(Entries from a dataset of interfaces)
——————————

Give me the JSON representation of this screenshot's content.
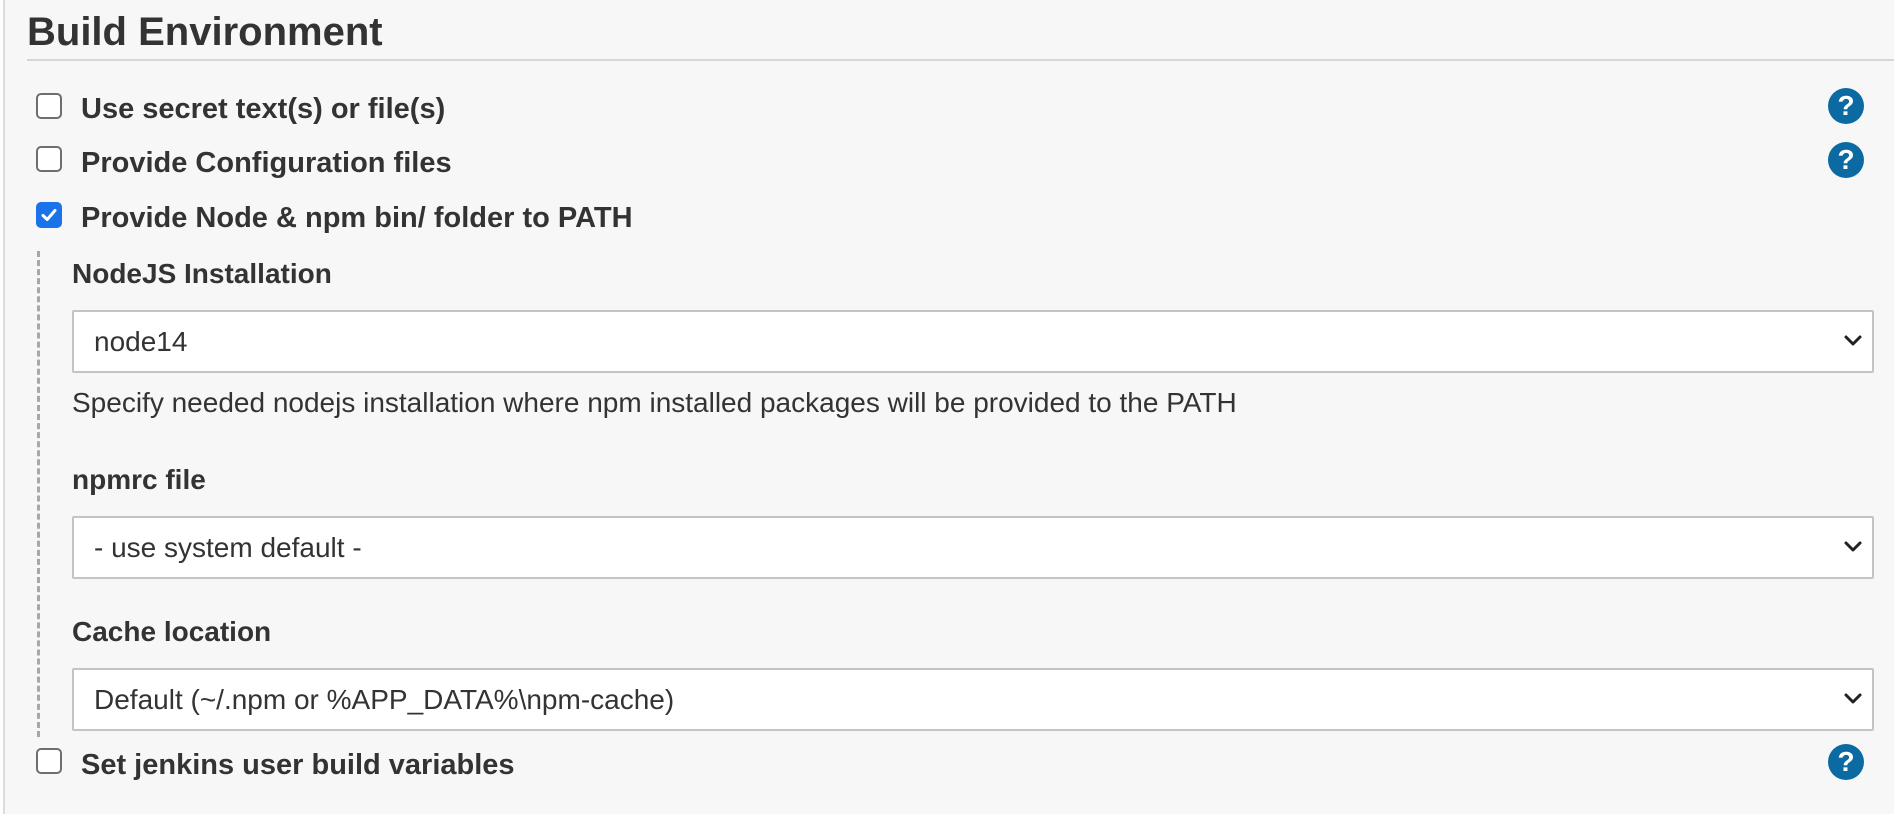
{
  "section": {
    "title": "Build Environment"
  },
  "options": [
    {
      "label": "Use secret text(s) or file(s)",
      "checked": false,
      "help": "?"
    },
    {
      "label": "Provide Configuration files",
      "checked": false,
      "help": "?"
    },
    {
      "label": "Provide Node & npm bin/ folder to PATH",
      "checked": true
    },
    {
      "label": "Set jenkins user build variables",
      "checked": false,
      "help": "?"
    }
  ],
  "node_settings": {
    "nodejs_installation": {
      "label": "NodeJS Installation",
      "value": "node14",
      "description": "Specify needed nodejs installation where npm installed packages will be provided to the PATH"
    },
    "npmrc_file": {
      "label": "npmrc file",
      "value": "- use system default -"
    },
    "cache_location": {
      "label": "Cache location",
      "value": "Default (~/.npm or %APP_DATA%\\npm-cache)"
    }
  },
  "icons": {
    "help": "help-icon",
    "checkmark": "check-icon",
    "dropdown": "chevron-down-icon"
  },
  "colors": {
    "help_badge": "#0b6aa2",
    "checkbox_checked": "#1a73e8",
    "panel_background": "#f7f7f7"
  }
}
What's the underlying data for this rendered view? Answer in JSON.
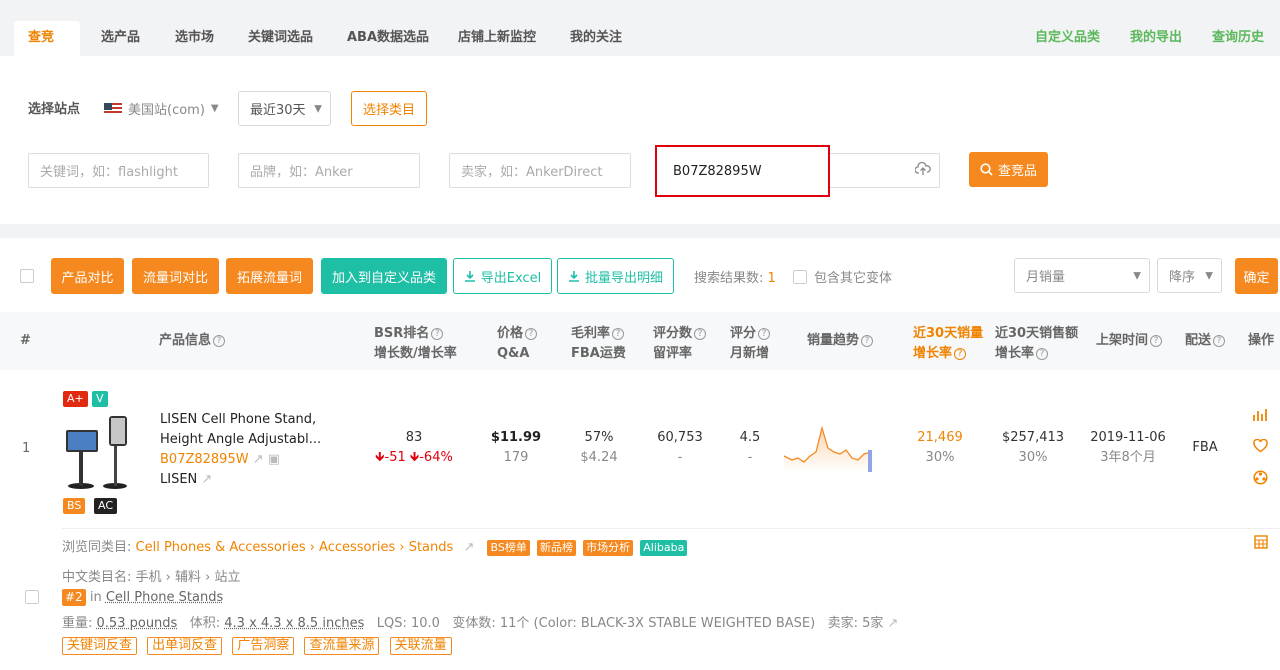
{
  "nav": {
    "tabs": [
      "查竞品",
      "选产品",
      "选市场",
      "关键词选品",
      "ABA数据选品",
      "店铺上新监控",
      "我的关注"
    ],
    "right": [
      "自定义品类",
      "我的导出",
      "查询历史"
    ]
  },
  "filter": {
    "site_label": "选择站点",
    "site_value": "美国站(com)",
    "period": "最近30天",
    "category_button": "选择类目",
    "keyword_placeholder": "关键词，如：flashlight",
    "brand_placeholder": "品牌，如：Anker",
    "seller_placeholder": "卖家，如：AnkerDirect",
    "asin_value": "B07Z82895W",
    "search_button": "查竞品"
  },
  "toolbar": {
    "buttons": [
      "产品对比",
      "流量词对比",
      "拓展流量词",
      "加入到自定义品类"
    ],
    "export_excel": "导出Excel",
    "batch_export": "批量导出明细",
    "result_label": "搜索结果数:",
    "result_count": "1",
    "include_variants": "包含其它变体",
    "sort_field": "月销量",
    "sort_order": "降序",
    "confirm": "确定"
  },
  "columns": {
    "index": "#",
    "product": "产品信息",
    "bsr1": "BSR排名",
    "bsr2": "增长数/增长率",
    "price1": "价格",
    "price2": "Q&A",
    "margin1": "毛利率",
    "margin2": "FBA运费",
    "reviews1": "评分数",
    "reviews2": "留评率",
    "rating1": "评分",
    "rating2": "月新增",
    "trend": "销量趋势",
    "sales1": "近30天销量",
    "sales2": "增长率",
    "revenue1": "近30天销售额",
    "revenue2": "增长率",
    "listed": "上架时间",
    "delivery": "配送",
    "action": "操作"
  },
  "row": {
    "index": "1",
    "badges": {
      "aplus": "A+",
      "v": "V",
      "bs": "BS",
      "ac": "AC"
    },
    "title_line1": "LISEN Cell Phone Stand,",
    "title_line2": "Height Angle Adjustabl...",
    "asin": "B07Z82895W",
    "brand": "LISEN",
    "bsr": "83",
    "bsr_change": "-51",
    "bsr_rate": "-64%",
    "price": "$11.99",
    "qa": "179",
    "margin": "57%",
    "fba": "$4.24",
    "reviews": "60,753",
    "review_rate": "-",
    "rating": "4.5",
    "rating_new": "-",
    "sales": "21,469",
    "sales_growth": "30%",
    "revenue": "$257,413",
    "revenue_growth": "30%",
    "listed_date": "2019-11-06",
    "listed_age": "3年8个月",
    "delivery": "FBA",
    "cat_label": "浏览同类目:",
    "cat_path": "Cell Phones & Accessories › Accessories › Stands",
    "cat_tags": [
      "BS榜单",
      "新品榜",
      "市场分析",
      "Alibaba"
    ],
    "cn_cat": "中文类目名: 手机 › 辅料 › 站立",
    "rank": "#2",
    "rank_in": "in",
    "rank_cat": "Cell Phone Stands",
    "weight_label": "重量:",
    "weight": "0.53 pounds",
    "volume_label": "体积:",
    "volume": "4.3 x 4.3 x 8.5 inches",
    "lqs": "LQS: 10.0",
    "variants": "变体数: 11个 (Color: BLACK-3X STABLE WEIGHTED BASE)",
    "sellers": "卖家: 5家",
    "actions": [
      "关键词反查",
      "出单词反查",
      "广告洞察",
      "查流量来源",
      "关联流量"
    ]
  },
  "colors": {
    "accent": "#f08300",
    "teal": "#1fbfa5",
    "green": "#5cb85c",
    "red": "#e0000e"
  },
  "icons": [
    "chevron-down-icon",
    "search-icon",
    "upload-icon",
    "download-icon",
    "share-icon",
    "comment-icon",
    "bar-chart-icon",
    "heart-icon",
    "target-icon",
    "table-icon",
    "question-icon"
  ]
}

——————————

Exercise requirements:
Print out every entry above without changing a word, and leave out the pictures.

Output for this task:
Give me the JSON representation of this screenshot's content.
{
  "section": {
    "title": "Build Environment"
  },
  "options": [
    {
      "label": "Use secret text(s) or file(s)",
      "checked": false,
      "help": "?"
    },
    {
      "label": "Provide Configuration files",
      "checked": false,
      "help": "?"
    },
    {
      "label": "Provide Node & npm bin/ folder to PATH",
      "checked": true
    },
    {
      "label": "Set jenkins user build variables",
      "checked": false,
      "help": "?"
    }
  ],
  "node_settings": {
    "nodejs_installation": {
      "label": "NodeJS Installation",
      "value": "node14",
      "description": "Specify needed nodejs installation where npm installed packages will be provided to the PATH"
    },
    "npmrc_file": {
      "label": "npmrc file",
      "value": "- use system default -"
    },
    "cache_location": {
      "label": "Cache location",
      "value": "Default (~/.npm or %APP_DATA%\\npm-cache)"
    }
  },
  "icons": {
    "help": "help-icon",
    "checkmark": "check-icon",
    "dropdown": "chevron-down-icon"
  },
  "colors": {
    "help_badge": "#0b6aa2",
    "checkbox_checked": "#1a73e8",
    "panel_background": "#f7f7f7"
  }
}
What's the underlying data for this rendered view? Answer in JSON.
{
  "nav": {
    "tabs": [
      "查竞品",
      "选产品",
      "选市场",
      "关键词选品",
      "ABA数据选品",
      "店铺上新监控",
      "我的关注"
    ],
    "right": [
      "自定义品类",
      "我的导出",
      "查询历史"
    ]
  },
  "filter": {
    "site_label": "选择站点",
    "site_value": "美国站(com)",
    "period": "最近30天",
    "category_button": "选择类目",
    "keyword_placeholder": "关键词，如：flashlight",
    "brand_placeholder": "品牌，如：Anker",
    "seller_placeholder": "卖家，如：AnkerDirect",
    "asin_value": "B07Z82895W",
    "search_button": "查竞品"
  },
  "toolbar": {
    "buttons": [
      "产品对比",
      "流量词对比",
      "拓展流量词",
      "加入到自定义品类"
    ],
    "export_excel": "导出Excel",
    "batch_export": "批量导出明细",
    "result_label": "搜索结果数:",
    "result_count": "1",
    "include_variants": "包含其它变体",
    "sort_field": "月销量",
    "sort_order": "降序",
    "confirm": "确定"
  },
  "columns": {
    "index": "#",
    "product": "产品信息",
    "bsr1": "BSR排名",
    "bsr2": "增长数/增长率",
    "price1": "价格",
    "price2": "Q&A",
    "margin1": "毛利率",
    "margin2": "FBA运费",
    "reviews1": "评分数",
    "reviews2": "留评率",
    "rating1": "评分",
    "rating2": "月新增",
    "trend": "销量趋势",
    "sales1": "近30天销量",
    "sales2": "增长率",
    "revenue1": "近30天销售额",
    "revenue2": "增长率",
    "listed": "上架时间",
    "delivery": "配送",
    "action": "操作"
  },
  "row": {
    "index": "1",
    "badges": {
      "aplus": "A+",
      "v": "V",
      "bs": "BS",
      "ac": "AC"
    },
    "title_line1": "LISEN Cell Phone Stand,",
    "title_line2": "Height Angle Adjustabl...",
    "asin": "B07Z82895W",
    "brand": "LISEN",
    "bsr": "83",
    "bsr_change": "-51",
    "bsr_rate": "-64%",
    "price": "$11.99",
    "qa": "179",
    "margin": "57%",
    "fba": "$4.24",
    "reviews": "60,753",
    "review_rate": "-",
    "rating": "4.5",
    "rating_new": "-",
    "sales": "21,469",
    "sales_growth": "30%",
    "revenue": "$257,413",
    "revenue_growth": "30%",
    "listed_date": "2019-11-06",
    "listed_age": "3年8个月",
    "delivery": "FBA",
    "cat_label": "浏览同类目:",
    "cat_path": "Cell Phones & Accessories › Accessories › Stands",
    "cat_tags": [
      "BS榜单",
      "新品榜",
      "市场分析",
      "Alibaba"
    ],
    "cn_cat": "中文类目名: 手机 › 辅料 › 站立",
    "rank": "#2",
    "rank_in": "in",
    "rank_cat": "Cell Phone Stands",
    "weight_label": "重量:",
    "weight": "0.53 pounds",
    "volume_label": "体积:",
    "volume": "4.3 x 4.3 x 8.5 inches",
    "lqs": "LQS: 10.0",
    "variants": "变体数: 11个 (Color: BLACK-3X STABLE WEIGHTED BASE)",
    "sellers": "卖家: 5家",
    "actions": [
      "关键词反查",
      "出单词反查",
      "广告洞察",
      "查流量来源",
      "关联流量"
    ]
  },
  "colors": {
    "accent": "#f08300",
    "teal": "#1fbfa5",
    "green": "#5cb85c",
    "red": "#e0000e"
  },
  "icons": [
    "chevron-down-icon",
    "search-icon",
    "upload-icon",
    "download-icon",
    "share-icon",
    "comment-icon",
    "bar-chart-icon",
    "heart-icon",
    "target-icon",
    "table-icon",
    "question-icon"
  ]
}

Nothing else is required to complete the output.